(Problem to work on)
Show each line of the entries below in which the word "month" appears.

(Stored records)
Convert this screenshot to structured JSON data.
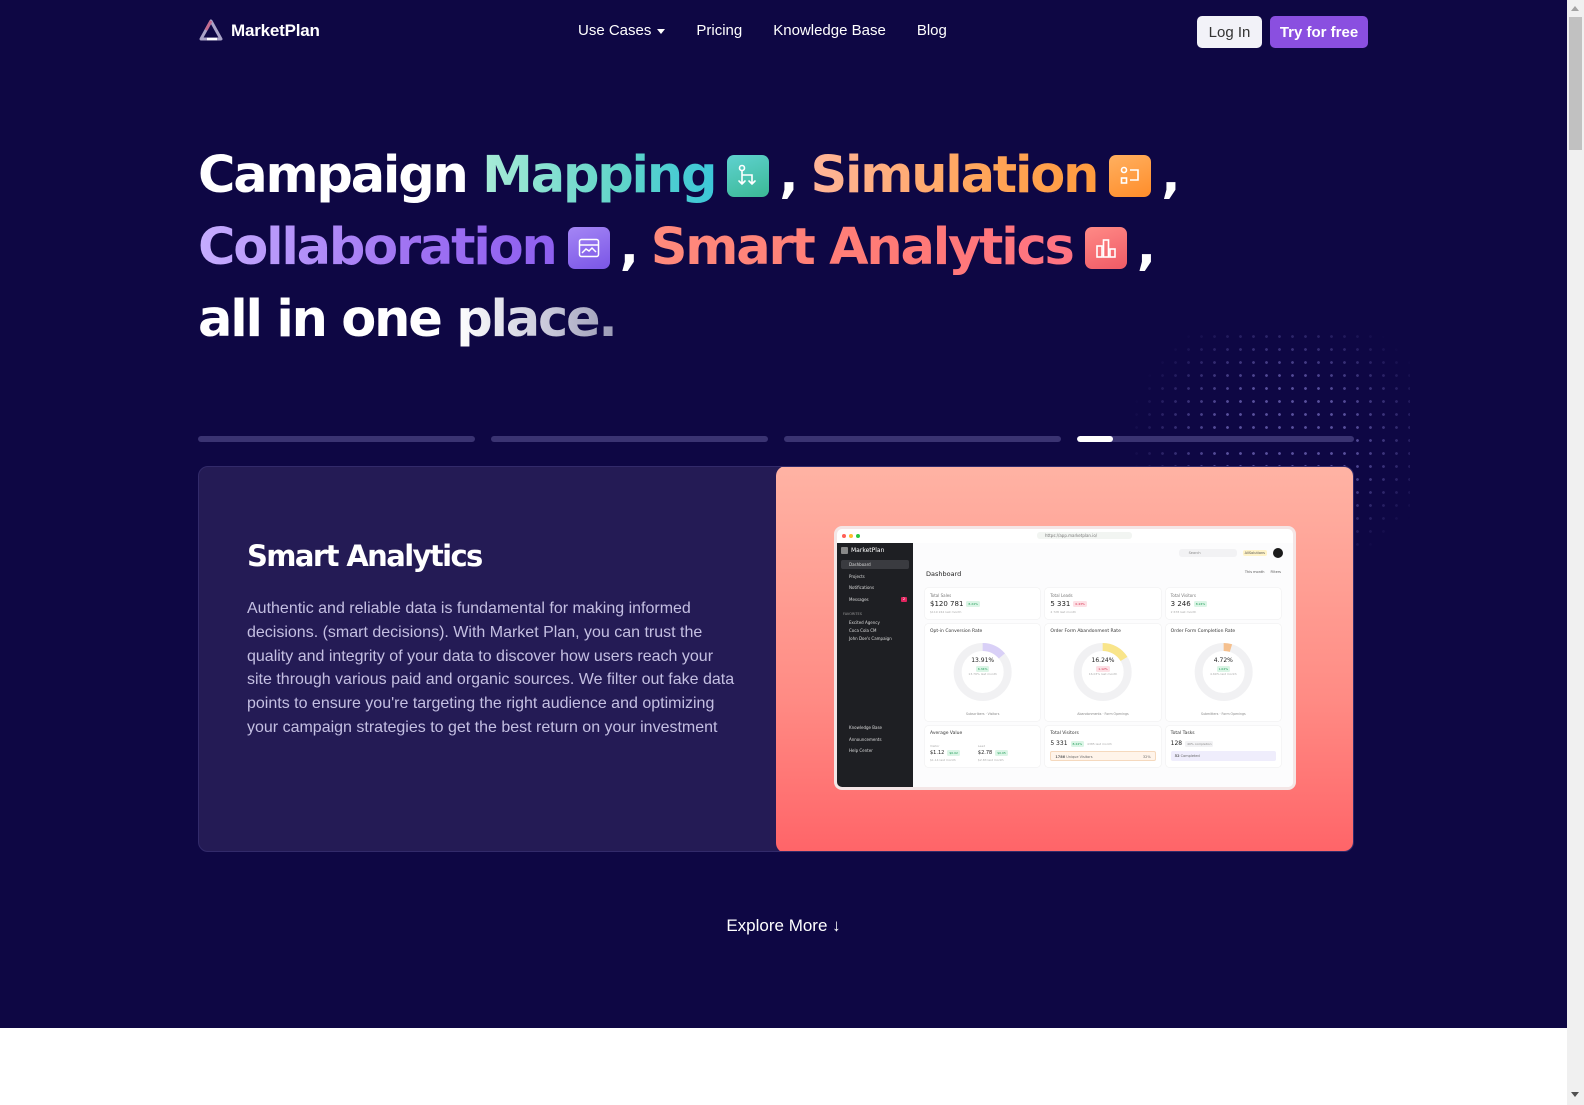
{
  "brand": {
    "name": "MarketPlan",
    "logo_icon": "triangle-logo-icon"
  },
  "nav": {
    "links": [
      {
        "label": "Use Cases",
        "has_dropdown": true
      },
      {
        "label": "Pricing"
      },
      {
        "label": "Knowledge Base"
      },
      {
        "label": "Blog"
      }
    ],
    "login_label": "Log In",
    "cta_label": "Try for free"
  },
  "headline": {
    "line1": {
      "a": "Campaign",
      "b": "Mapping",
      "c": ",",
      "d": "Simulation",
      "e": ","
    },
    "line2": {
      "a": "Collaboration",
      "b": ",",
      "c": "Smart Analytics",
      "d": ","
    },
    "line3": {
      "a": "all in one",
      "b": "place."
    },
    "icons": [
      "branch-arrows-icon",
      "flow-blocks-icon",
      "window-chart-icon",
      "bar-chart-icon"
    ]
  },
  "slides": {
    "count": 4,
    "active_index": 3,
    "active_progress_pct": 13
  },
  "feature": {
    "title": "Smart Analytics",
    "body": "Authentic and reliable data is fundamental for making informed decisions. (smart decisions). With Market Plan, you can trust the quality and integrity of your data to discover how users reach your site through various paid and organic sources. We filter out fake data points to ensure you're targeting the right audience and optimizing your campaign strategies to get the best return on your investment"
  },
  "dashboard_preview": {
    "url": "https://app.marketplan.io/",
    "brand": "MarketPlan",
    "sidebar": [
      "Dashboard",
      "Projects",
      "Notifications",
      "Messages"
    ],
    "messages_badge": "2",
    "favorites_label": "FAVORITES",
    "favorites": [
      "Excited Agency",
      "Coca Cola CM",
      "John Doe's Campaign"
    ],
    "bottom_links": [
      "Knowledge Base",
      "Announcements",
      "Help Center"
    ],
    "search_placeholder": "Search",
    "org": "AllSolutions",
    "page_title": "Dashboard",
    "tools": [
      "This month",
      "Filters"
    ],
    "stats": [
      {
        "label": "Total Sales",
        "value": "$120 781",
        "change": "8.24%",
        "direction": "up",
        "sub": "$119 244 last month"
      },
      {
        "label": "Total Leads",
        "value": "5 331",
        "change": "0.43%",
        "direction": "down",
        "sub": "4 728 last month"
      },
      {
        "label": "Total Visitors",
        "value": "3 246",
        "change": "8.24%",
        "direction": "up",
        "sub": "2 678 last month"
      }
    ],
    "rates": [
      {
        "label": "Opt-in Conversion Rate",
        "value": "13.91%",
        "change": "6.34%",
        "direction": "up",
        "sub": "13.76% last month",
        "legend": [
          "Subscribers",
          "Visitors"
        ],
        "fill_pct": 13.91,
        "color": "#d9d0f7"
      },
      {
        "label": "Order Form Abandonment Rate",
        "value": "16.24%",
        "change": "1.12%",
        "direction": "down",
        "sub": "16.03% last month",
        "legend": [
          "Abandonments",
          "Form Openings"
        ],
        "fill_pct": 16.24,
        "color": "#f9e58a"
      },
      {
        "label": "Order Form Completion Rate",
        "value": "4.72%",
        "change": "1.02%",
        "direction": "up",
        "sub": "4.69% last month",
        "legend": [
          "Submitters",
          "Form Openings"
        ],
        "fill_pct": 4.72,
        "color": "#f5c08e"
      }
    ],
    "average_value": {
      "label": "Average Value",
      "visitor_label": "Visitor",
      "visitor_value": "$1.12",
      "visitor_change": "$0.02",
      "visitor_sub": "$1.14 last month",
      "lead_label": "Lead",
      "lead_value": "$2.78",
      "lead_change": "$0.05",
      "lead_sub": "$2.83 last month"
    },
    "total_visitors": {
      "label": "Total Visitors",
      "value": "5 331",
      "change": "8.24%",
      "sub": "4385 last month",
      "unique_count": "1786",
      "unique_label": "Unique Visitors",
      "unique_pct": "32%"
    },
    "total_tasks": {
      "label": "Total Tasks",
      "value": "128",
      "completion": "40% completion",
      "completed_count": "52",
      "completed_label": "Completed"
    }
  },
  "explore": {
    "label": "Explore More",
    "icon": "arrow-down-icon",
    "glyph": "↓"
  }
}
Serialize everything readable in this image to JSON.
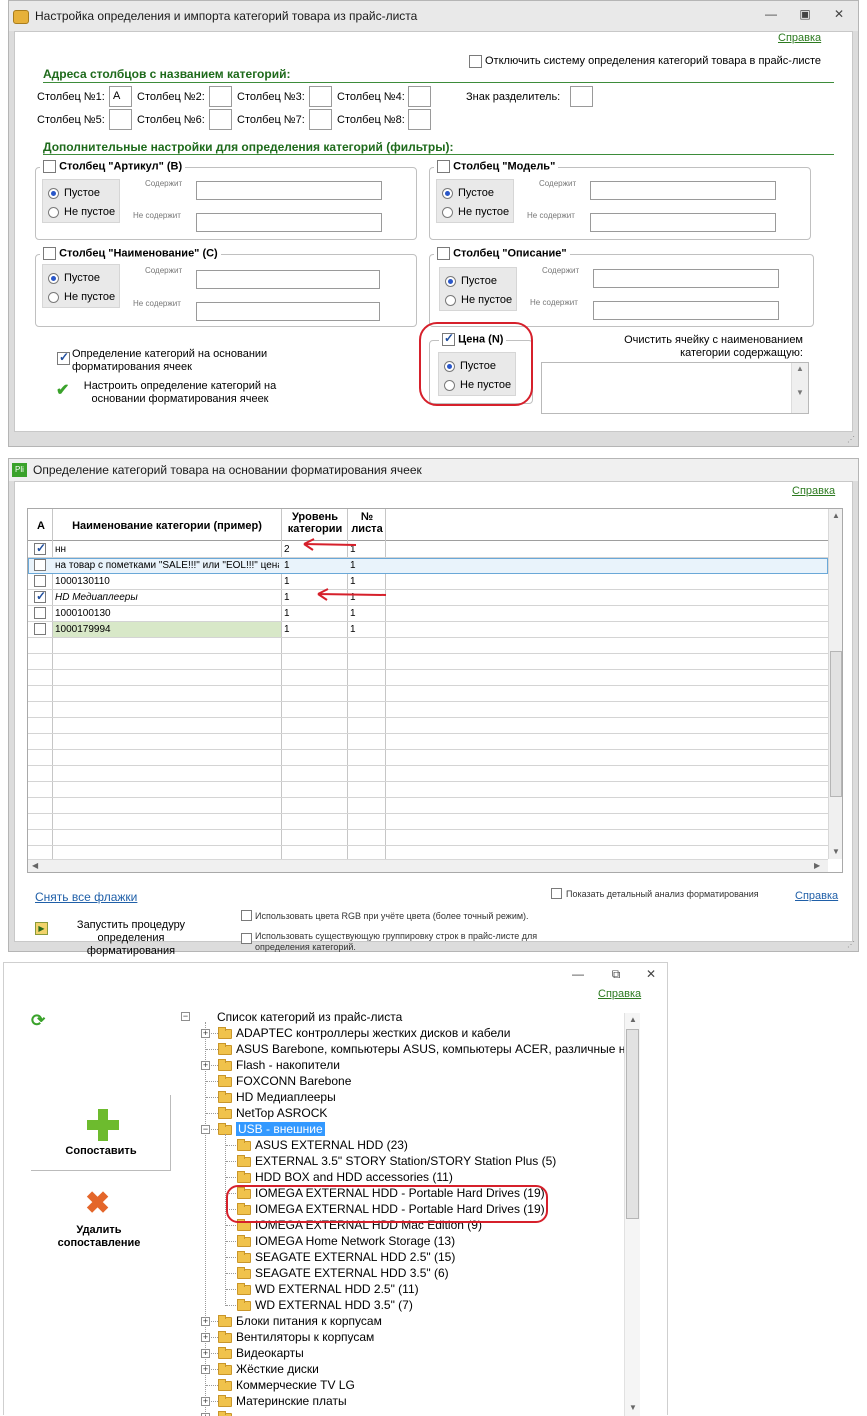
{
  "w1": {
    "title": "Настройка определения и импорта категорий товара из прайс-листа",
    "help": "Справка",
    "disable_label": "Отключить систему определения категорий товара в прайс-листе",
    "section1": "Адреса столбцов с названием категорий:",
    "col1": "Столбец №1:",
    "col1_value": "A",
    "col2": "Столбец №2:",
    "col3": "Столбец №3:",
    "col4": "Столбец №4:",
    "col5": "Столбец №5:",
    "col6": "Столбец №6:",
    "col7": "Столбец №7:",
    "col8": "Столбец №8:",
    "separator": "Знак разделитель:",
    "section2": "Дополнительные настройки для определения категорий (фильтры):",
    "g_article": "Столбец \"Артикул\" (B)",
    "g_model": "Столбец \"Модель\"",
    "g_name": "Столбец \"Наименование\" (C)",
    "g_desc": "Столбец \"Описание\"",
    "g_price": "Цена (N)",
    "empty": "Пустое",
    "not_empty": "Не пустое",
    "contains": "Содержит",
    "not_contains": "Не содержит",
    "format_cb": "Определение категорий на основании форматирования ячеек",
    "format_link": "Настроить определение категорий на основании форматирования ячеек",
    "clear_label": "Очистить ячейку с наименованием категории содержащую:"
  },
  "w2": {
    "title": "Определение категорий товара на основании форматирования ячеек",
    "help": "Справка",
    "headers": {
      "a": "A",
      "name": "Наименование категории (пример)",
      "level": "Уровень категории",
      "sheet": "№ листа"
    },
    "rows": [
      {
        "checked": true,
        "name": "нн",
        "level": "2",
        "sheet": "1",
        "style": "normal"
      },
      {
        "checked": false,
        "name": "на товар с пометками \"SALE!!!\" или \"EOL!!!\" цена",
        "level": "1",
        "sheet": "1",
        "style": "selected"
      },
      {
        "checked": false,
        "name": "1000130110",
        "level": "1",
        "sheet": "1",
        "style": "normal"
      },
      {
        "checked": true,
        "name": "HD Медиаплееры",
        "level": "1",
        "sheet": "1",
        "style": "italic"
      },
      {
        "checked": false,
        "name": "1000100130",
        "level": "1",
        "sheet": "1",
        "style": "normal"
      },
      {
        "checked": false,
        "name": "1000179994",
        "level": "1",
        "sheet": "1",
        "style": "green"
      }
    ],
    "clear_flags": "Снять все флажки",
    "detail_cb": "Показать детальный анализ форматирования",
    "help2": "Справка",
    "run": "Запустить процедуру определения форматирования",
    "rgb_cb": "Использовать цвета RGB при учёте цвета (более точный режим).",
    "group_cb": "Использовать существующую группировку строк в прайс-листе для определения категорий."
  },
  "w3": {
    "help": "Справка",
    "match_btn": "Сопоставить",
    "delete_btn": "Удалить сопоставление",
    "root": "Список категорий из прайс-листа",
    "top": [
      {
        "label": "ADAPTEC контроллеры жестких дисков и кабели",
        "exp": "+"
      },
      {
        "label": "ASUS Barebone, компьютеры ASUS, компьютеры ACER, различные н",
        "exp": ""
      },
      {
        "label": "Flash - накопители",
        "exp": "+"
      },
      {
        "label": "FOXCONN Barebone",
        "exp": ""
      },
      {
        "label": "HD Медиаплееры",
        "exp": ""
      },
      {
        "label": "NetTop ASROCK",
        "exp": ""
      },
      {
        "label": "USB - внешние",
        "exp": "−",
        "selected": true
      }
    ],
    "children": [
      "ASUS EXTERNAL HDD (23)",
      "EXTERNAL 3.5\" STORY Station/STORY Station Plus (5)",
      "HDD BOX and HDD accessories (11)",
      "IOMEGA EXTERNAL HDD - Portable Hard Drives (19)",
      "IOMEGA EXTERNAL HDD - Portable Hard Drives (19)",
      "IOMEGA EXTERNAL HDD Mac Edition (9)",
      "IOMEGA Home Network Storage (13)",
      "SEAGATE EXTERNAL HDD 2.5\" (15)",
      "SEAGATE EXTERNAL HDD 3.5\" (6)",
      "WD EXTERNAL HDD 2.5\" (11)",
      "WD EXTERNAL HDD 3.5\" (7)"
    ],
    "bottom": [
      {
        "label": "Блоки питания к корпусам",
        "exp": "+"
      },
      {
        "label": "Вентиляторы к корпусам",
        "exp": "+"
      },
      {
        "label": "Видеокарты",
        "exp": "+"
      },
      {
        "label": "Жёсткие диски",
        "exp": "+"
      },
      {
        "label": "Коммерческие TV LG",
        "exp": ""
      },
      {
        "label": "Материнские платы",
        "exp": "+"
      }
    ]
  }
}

(Reply to the task)
      "This month",
        "sub": "$119 244 last month"
        "sub": "4 728 last month"
        "sub": "2 678 last month"
        "sub": "13.76% last month",
        "sub": "16.03% last month",
        "sub": "4.69% last month",
      "visitor_sub": "$1.14 last month",
      "lead_sub": "$2.83 last month"
      "sub": "4385 last month",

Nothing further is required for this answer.